Fibre Watch: Hard Labour
The Ultra Fast Broadband (UFB) initiative was on the agenda during question time in Parliament yesterday, but despite having some significant ammunition to fire at the Government over its sloppy handling of the UFB, Labour failed to hit its mark.
Responding to a question from opposition telco spokeswoman Clare Curran, Prime Minister John Key said he had no knowledge of the recent controversy involving senior bureaucrat and former Telecom staffer Bruce Parkes.
Parkes was named by a judge as the architect of the telco’s anti-competitive "data tails” regime from the late 1990s.
Admittedly Key has been distracted recently by an extended world trip that included taking in the royal wedding.
However it still seems strange he would not have been briefed on a scandal related to a core National Party policy initiative.
After question time, Labour highlighted Key’s surprising admission of ignorance on its blog but I can’t help feeling it missed out on making the most of the opportunity in the house.
Also in Parliament yesterday, Labour failed to put the boot in when National MP John Hayes asked a so-called 'patsy' question of telco minister Steven Joyce about the recently announced Rural Broadband Initiative (RBI).
The question was a chance for Joyce to repeat the line that the $300 million deal it has struck with Telecom and Vodafone "exceeds the government’s Rural Broadband Initiative's objectives”.
However, there has been widespread criticism that – both from a technology perspective, and in terms of market opportunities and competition – the deal is a fizzer.
So it was surprising Curran didn’t embrace yesterday’s opportunity in the house to get stuck into the Minister over the details of the deal.
A new report this week reminded us how important broadband is to our future.
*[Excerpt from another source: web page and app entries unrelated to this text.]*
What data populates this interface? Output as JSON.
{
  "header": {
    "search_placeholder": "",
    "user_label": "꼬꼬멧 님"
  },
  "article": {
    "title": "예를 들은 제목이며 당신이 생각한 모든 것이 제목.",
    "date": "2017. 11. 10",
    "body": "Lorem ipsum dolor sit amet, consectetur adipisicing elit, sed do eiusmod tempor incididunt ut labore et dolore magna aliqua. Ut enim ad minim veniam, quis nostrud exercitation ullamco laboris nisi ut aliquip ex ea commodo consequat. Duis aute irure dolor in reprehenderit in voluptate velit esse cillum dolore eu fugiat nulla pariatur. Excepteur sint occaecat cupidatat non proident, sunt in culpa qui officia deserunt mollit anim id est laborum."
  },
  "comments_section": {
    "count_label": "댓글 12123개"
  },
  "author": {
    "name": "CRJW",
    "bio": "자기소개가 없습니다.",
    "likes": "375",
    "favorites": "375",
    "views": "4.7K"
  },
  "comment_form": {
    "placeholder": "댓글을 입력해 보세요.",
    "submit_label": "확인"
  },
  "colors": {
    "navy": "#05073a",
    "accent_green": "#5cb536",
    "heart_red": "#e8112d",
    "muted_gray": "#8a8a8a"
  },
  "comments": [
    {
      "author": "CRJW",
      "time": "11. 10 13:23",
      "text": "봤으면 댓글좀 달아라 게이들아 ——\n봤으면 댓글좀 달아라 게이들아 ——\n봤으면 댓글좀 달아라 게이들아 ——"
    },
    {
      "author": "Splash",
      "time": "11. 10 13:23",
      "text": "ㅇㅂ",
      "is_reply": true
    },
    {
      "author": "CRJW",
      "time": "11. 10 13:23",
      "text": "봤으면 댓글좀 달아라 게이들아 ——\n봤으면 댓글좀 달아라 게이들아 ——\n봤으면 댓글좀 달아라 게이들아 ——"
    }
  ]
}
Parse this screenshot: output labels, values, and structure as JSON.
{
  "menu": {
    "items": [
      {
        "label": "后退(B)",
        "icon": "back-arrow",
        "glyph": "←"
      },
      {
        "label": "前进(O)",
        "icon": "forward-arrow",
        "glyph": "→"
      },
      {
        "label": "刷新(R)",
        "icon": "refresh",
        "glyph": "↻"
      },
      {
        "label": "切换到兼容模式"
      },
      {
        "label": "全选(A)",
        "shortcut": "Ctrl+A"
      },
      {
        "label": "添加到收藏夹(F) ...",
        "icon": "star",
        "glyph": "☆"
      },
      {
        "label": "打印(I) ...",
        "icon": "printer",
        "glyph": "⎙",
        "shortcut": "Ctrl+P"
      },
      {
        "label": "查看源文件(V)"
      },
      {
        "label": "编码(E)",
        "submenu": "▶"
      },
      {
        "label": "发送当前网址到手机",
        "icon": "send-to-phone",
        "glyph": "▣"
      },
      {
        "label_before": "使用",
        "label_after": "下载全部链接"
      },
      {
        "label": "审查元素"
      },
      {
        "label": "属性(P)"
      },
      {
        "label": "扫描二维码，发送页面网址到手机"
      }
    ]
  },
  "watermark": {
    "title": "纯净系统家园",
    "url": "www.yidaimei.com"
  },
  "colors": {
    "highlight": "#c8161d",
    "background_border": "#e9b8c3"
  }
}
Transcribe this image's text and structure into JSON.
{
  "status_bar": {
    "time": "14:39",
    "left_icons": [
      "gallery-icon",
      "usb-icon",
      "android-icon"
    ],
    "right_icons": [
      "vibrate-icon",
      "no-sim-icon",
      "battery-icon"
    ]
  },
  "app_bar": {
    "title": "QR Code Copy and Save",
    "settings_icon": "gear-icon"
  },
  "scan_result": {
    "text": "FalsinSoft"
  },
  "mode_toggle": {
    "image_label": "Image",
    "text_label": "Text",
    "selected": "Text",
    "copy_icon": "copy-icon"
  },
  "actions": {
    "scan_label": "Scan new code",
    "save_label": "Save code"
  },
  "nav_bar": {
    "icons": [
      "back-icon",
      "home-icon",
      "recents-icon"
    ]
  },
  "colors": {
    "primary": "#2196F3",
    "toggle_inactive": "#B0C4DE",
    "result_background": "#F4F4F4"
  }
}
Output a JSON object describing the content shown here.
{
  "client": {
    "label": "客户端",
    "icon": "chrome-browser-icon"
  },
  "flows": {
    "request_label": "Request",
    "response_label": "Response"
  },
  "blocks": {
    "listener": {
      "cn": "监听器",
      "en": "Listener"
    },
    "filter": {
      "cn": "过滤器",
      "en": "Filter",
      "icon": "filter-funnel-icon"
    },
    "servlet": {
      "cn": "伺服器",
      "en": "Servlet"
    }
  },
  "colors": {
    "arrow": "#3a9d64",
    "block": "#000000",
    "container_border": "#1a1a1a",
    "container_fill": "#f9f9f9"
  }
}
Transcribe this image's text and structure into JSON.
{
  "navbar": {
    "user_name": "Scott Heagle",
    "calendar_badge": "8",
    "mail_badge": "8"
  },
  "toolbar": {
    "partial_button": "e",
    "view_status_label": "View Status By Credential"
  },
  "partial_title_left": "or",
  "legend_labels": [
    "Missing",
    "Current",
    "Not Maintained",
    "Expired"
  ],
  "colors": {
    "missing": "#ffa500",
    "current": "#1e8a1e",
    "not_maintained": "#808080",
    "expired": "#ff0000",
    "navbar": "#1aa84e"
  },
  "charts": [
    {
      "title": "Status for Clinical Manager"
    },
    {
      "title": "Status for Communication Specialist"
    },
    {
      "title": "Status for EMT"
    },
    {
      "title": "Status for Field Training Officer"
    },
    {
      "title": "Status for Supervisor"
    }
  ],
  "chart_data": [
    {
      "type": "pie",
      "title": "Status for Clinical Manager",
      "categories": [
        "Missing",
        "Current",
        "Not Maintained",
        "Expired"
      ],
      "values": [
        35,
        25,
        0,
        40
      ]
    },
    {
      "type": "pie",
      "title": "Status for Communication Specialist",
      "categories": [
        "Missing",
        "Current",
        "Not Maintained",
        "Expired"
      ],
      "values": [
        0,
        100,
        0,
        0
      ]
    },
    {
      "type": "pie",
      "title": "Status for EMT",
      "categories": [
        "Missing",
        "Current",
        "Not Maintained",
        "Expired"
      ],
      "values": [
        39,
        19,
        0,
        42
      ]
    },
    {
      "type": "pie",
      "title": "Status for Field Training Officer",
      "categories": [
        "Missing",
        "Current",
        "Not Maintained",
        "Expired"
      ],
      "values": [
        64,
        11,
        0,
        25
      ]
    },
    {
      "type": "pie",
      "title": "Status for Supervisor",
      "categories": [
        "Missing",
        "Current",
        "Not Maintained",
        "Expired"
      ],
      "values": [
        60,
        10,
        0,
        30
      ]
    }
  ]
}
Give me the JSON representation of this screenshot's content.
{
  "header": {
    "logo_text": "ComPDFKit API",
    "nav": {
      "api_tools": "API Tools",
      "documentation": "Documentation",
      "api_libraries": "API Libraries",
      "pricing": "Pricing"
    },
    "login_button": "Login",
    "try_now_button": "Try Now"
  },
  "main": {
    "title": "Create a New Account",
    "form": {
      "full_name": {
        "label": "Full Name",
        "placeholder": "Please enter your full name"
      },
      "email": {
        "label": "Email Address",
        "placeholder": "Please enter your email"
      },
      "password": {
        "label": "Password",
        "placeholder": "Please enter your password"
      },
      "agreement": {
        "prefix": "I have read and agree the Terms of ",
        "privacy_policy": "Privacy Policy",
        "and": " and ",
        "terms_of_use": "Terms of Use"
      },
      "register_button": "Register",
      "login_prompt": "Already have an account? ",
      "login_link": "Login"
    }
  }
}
Given that, and combined with the clumsy way National has handled aspects of the UFB and RBI, broadband should be a political goldmine for Labour.
Broadband is too important an issue for the country to stuff up. Labour needs to start doing a better job ensuring the Government gets it right.